A Vision for the Uplands with Dr Tim Birch Director and head of Living Landscapes at Derbyshire Wildlife Trust
‘A Picture is worth a thousand words’ so says the well know English idiom. And this was amply illustrated by Dr Tim Birch, a Director and Head of Living Landscapes at Derbyshire Wildlife Trust, at his recent talk titled ‘A Vision for the Uplands’ where he spoke to 60 members of Buxton Civic Association at their September Members meeting.
Tim put a picture on the screen of a chunk of Welsh hillside. The hillside was divided by a fence that ran from the road up to the rocky cliff top. To the left was the usual sheep grazed scene, shorn of all but the shortest grasses, bare, and barren.
But on the right hand side, protected as it had been from the sheep, the picture was staggeringly different. The hillside was a riot of small trees, birch, rowan and juniper and blackthorn bushes.
Who built the fence? Tim had yet to find out, but the message was clear. Give nature a chance and she will restore and recover damaged landscapes. And once the landscape is restored wildlife will find it and move in.
Knepp Estate a 3,500 acre ex arable farm in Sussex is proof of this. Tim had led a team from Derbyshire Wildlife Trust in the early summer to see the pioneering and inspiring work that Charlie Burrell and his wife Isabella Tree have done in wilding their farm.
Just two examples illustrate their success, Nightingales have declined by 90% since the 1970’s across Southern England but have found Knepp and are making it a stronghold, the Emperor butterfly is flourishing there and the early morning air is full of bird song. Tim and his team were astonished and moved by the dawn chorus.
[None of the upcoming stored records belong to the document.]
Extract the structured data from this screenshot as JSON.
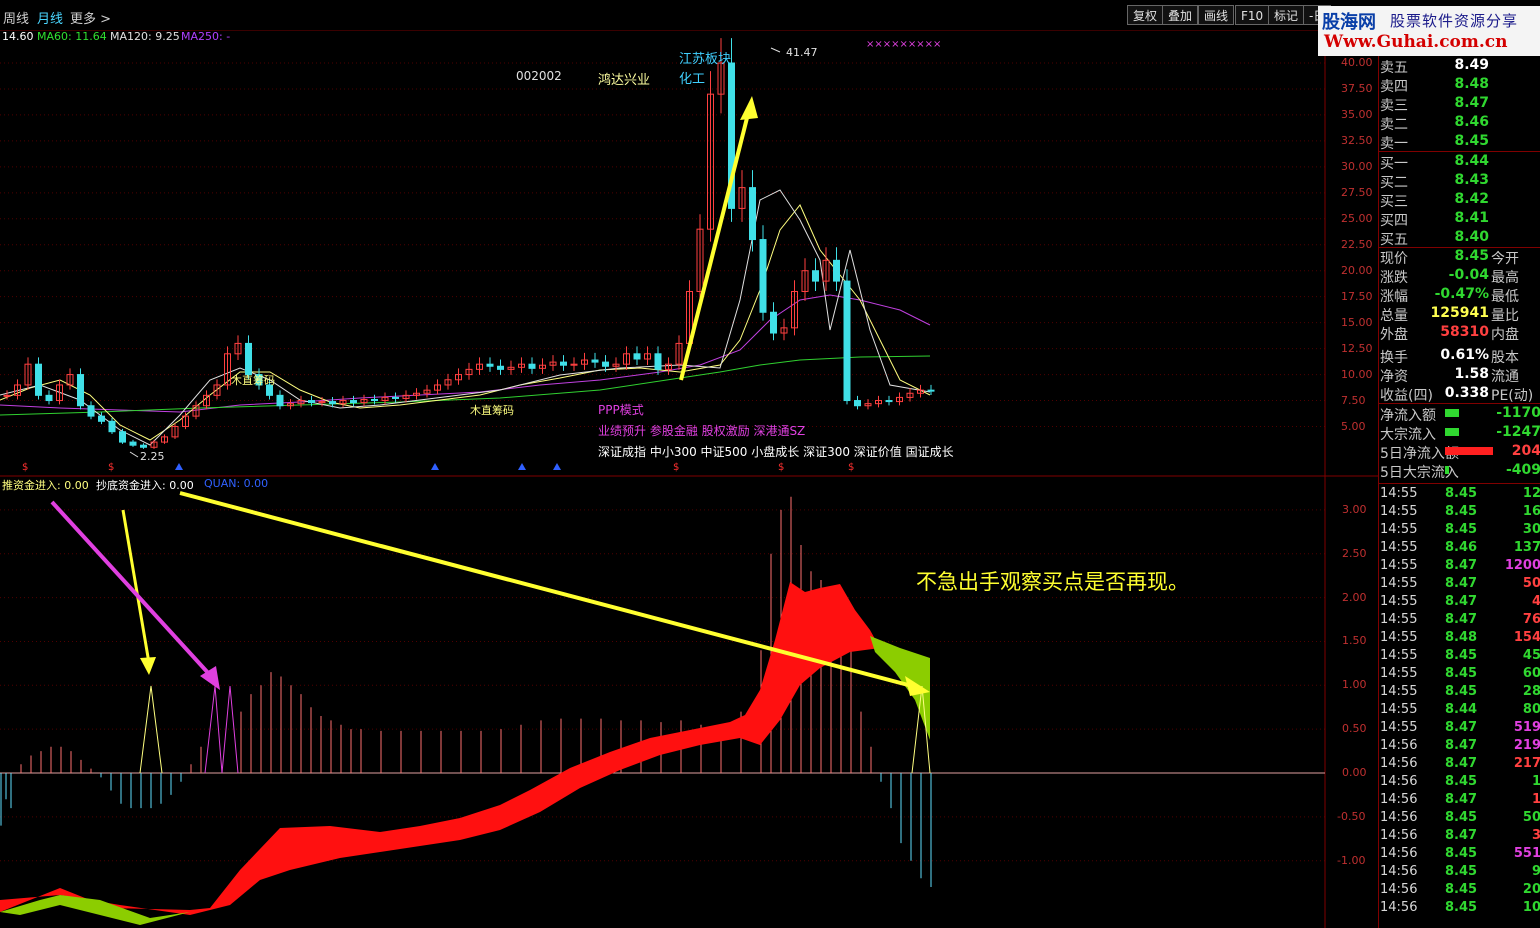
{
  "toolbar": {
    "tabs": [
      "周线",
      "月线",
      "更多 >"
    ],
    "buttons": [
      "复权",
      "叠加",
      "画线",
      "F10",
      "标记",
      "-日"
    ]
  },
  "logo": {
    "site": "股海网",
    "slogan": "股票软件资源分享",
    "url": "Www.Guhai.com.cn"
  },
  "ma_legend": {
    "ma30": "14.60",
    "ma60": "MA60: 11.64",
    "ma120": "MA120: 9.25",
    "ma250": "MA250: -"
  },
  "stock": {
    "code": "002002",
    "name": "鸿达兴业",
    "board": "江苏板块",
    "industry": "化工",
    "high_mark": "41.47",
    "low_mark": "2.25"
  },
  "annotations": {
    "label_a": "木直筹码",
    "label_b": "木直筹码",
    "ppp": "PPP模式",
    "concepts": "业绩预升 参股金融 股权激励 深港通SZ",
    "indices": "深证成指 中小300 中证500 小盘成长 深证300 深证价值 国证成长",
    "marks": "×××××××××",
    "comment": "不急出手观察买点是否再现。"
  },
  "indicator_legend": {
    "a": "推资金进入: 0.00",
    "b": "抄底资金进入: 0.00",
    "c": "QUAN: 0.00"
  },
  "price_axis": [
    "40.00",
    "37.50",
    "35.00",
    "32.50",
    "30.00",
    "27.50",
    "25.00",
    "22.50",
    "20.00",
    "17.50",
    "15.00",
    "12.50",
    "10.00",
    "7.50",
    "5.00"
  ],
  "ind_axis": [
    "3.00",
    "2.50",
    "2.00",
    "1.50",
    "1.00",
    "0.50",
    "0.00",
    "-0.50",
    "-1.00"
  ],
  "order_book": {
    "sell": [
      {
        "n": "卖五",
        "v": "8.49"
      },
      {
        "n": "卖四",
        "v": "8.48"
      },
      {
        "n": "卖三",
        "v": "8.47"
      },
      {
        "n": "卖二",
        "v": "8.46"
      },
      {
        "n": "卖一",
        "v": "8.45"
      }
    ],
    "buy": [
      {
        "n": "买一",
        "v": "8.44"
      },
      {
        "n": "买二",
        "v": "8.43"
      },
      {
        "n": "买三",
        "v": "8.42"
      },
      {
        "n": "买四",
        "v": "8.41"
      },
      {
        "n": "买五",
        "v": "8.40"
      }
    ]
  },
  "quote": [
    {
      "n": "现价",
      "v": "8.45",
      "e": "今开"
    },
    {
      "n": "涨跌",
      "v": "-0.04",
      "e": "最高"
    },
    {
      "n": "涨幅",
      "v": "-0.47%",
      "e": "最低"
    },
    {
      "n": "总量",
      "v": "125941",
      "e": "量比"
    },
    {
      "n": "外盘",
      "v": "58310",
      "e": "内盘"
    },
    {
      "n": "换手",
      "v": "0.61%",
      "e": "股本"
    },
    {
      "n": "净资",
      "v": "1.58",
      "e": "流通"
    },
    {
      "n": "收益(四)",
      "v": "0.338",
      "e": "PE(动)"
    }
  ],
  "flows": [
    {
      "n": "净流入额",
      "v": "-1170"
    },
    {
      "n": "大宗流入",
      "v": "-1247"
    },
    {
      "n": "5日净流入额",
      "v": "204"
    },
    {
      "n": "5日大宗流入",
      "v": "-409"
    }
  ],
  "ticks": [
    {
      "t": "14:55",
      "p": "8.45",
      "q": "12"
    },
    {
      "t": "14:55",
      "p": "8.45",
      "q": "16"
    },
    {
      "t": "14:55",
      "p": "8.45",
      "q": "30"
    },
    {
      "t": "14:55",
      "p": "8.46",
      "q": "137"
    },
    {
      "t": "14:55",
      "p": "8.47",
      "q": "1200"
    },
    {
      "t": "14:55",
      "p": "8.47",
      "q": "50"
    },
    {
      "t": "14:55",
      "p": "8.47",
      "q": "4"
    },
    {
      "t": "14:55",
      "p": "8.47",
      "q": "76"
    },
    {
      "t": "14:55",
      "p": "8.48",
      "q": "154"
    },
    {
      "t": "14:55",
      "p": "8.45",
      "q": "45"
    },
    {
      "t": "14:55",
      "p": "8.45",
      "q": "60"
    },
    {
      "t": "14:55",
      "p": "8.45",
      "q": "28"
    },
    {
      "t": "14:55",
      "p": "8.44",
      "q": "80"
    },
    {
      "t": "14:55",
      "p": "8.47",
      "q": "519"
    },
    {
      "t": "14:56",
      "p": "8.47",
      "q": "219"
    },
    {
      "t": "14:56",
      "p": "8.47",
      "q": "217"
    },
    {
      "t": "14:56",
      "p": "8.45",
      "q": "1"
    },
    {
      "t": "14:56",
      "p": "8.47",
      "q": "1"
    },
    {
      "t": "14:56",
      "p": "8.45",
      "q": "50"
    },
    {
      "t": "14:56",
      "p": "8.47",
      "q": "3"
    },
    {
      "t": "14:56",
      "p": "8.45",
      "q": "551"
    },
    {
      "t": "14:56",
      "p": "8.45",
      "q": "9"
    },
    {
      "t": "14:56",
      "p": "8.45",
      "q": "20"
    },
    {
      "t": "14:56",
      "p": "8.45",
      "q": "10"
    }
  ],
  "colors": {
    "up": "#ff4040",
    "down": "#40e0e8",
    "yellow": "#ffff30",
    "magenta": "#e040e0",
    "green_fill": "#8ccd00"
  }
}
The vision for the uplands is to achieve something similar on a landscape scale for the Peak District.
To enable the landscape to recover and heal itself, to encourage once common species such as Pine Marten and red squirrels to return and thrive. And to provide a wonderful place for us, our children and grandchildren to learn about and appreciate the natural world all around us.
But to do this, to achieve this vision, will require a landscape scale solution.
Tim talked about the isolation of the Derbyshire Wildlife reserves, surrounded as they often are by grouse moors and shooting estates with their traps and snares. The reserves become little refuges for nature but on too small and too fragmented a scale.
A good example of this is the Lady Bower Woods Reserve. The picture below illustrates the point. To the left of the stone wall is the Moscar Grouse Moor, to the right the DWT reserve.
But create a landscape wide approach and then these reserves become isolated no more, but become vital hot spots of wildlife that can then spread out into the wider landscape.
Of course it will all take time. There are a multitude of landowners and stakeholders to consult with and bring on board. But things are changing. Almost daily there is news of new initiatives and schemes, the recent ‘Summit to Shore’ rewilding project in Wales and the plans to restore the Caledonian Forest in Scotland to name but two.
And with the drive and vision of Derbyshire Wildlife Trust and all the other wildlife groups including the work that Buxton Civic Association is doing to create woodland habitats that encourage greater biodiversity, then a grand plan for the Peak District will not be far behind.
One day soon perhaps there will no need for a fence and we can learn how to let nature survive and thrive alongside us.
A Peak District teeming with wildlife, with wildflowers and trees and scrub, where bird song and the hum of insects is taken for granted again, and who knows what might be lurking in the undergrowth or surprise you round the next corner in the forest.
That is some vision, and some picture. It is something worth working for.